**Task objective**
Repeat each entry as written, dropping any picture you find.

**Entries shown**
<<<<

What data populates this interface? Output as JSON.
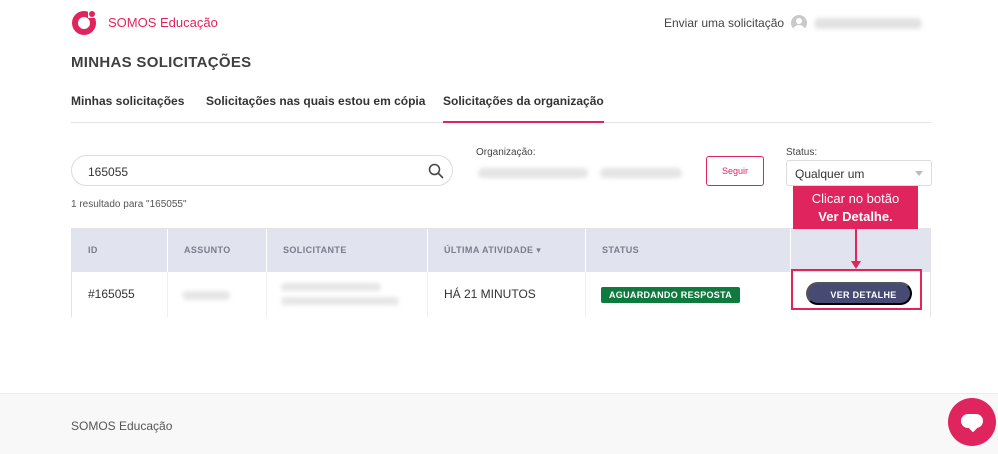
{
  "header": {
    "brand": "SOMOS Educação",
    "nav_link": "Enviar uma solicitação"
  },
  "page": {
    "title": "MINHAS SOLICITAÇÕES"
  },
  "tabs": [
    {
      "label": "Minhas solicitações",
      "active": false
    },
    {
      "label": "Solicitações nas quais estou em cópia",
      "active": false
    },
    {
      "label": "Solicitações da organização",
      "active": true
    }
  ],
  "search": {
    "value": "165055",
    "result_count": "1 resultado para \"165055\""
  },
  "filters": {
    "organization_label": "Organização:",
    "follow_label": "Seguir",
    "status_label": "Status:",
    "status_value": "Qualquer um"
  },
  "table": {
    "headers": [
      "ID",
      "ASSUNTO",
      "SOLICITANTE",
      "ÚLTIMA ATIVIDADE ▾",
      "STATUS",
      ""
    ],
    "rows": [
      {
        "id": "#165055",
        "last_activity": "HÁ 21 MINUTOS",
        "status": "AGUARDANDO RESPOSTA",
        "action": "VER DETALHE"
      }
    ]
  },
  "callout": {
    "line1": "Clicar no botão",
    "line2": "Ver Detalhe."
  },
  "footer": {
    "text": "SOMOS Educação"
  },
  "colors": {
    "brand": "#e0245e",
    "badge_green": "#0f7a3e",
    "button_navy": "#474b74",
    "header_bg": "#e1e3ee"
  }
}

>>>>

**Answer to the exercise**
What data populates this interface? Output as JSON.
{
  "header": {
    "brand": "SOMOS Educação",
    "nav_link": "Enviar uma solicitação"
  },
  "page": {
    "title": "MINHAS SOLICITAÇÕES"
  },
  "tabs": [
    {
      "label": "Minhas solicitações",
      "active": false
    },
    {
      "label": "Solicitações nas quais estou em cópia",
      "active": false
    },
    {
      "label": "Solicitações da organização",
      "active": true
    }
  ],
  "search": {
    "value": "165055",
    "result_count": "1 resultado para \"165055\""
  },
  "filters": {
    "organization_label": "Organização:",
    "follow_label": "Seguir",
    "status_label": "Status:",
    "status_value": "Qualquer um"
  },
  "table": {
    "headers": [
      "ID",
      "ASSUNTO",
      "SOLICITANTE",
      "ÚLTIMA ATIVIDADE ▾",
      "STATUS",
      ""
    ],
    "rows": [
      {
        "id": "#165055",
        "last_activity": "HÁ 21 MINUTOS",
        "status": "AGUARDANDO RESPOSTA",
        "action": "VER DETALHE"
      }
    ]
  },
  "callout": {
    "line1": "Clicar no botão",
    "line2": "Ver Detalhe."
  },
  "footer": {
    "text": "SOMOS Educação"
  },
  "colors": {
    "brand": "#e0245e",
    "badge_green": "#0f7a3e",
    "button_navy": "#474b74",
    "header_bg": "#e1e3ee"
  }
}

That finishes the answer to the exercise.